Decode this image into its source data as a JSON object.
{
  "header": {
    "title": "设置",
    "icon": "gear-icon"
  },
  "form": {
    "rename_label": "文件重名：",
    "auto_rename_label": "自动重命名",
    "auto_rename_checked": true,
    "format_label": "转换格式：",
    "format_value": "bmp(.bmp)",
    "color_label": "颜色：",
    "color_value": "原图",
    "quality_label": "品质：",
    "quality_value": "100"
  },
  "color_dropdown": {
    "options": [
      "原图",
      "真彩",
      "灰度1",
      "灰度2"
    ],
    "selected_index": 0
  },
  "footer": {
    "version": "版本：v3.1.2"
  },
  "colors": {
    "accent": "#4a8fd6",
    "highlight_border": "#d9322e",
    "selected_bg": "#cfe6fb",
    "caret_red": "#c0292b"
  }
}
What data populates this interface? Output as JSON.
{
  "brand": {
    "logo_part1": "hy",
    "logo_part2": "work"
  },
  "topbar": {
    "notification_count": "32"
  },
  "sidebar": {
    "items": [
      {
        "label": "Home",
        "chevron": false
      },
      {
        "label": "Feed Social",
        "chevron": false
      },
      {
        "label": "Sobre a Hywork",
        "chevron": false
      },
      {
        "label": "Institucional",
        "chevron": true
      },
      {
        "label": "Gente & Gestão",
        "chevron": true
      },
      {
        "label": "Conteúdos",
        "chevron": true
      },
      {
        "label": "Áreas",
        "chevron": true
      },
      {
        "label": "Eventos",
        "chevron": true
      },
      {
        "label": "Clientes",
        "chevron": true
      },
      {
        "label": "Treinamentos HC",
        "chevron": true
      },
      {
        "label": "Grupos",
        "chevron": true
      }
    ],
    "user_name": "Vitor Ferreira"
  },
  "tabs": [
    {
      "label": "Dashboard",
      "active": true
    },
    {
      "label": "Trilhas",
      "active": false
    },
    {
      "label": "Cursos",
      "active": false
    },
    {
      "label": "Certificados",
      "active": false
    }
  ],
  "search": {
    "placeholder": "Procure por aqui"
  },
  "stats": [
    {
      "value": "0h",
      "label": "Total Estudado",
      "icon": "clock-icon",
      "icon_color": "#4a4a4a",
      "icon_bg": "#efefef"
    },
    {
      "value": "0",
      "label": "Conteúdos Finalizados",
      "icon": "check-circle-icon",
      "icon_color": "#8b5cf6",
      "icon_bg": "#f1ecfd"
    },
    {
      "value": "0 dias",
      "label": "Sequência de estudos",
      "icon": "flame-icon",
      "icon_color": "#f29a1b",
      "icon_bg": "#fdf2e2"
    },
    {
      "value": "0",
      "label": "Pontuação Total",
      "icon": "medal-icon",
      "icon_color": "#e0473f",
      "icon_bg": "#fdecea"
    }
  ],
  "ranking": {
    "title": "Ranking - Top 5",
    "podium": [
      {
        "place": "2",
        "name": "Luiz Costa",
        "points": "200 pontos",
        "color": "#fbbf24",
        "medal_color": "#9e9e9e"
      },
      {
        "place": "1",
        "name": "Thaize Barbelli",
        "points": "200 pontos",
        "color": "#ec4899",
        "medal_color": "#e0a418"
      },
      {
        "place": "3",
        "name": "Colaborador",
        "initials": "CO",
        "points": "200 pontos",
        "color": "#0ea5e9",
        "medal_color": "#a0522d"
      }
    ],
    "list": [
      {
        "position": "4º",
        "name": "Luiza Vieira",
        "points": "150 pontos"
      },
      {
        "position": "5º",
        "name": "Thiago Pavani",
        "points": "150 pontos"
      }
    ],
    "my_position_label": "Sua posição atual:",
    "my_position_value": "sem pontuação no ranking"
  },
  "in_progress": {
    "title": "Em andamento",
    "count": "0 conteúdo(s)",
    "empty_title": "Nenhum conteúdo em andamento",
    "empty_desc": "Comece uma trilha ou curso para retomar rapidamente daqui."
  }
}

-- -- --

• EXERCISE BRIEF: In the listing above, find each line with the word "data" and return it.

• FINISHED TASK:
Decode this image into its source data as a JSON object.
What data populates this interface? Output as JSON.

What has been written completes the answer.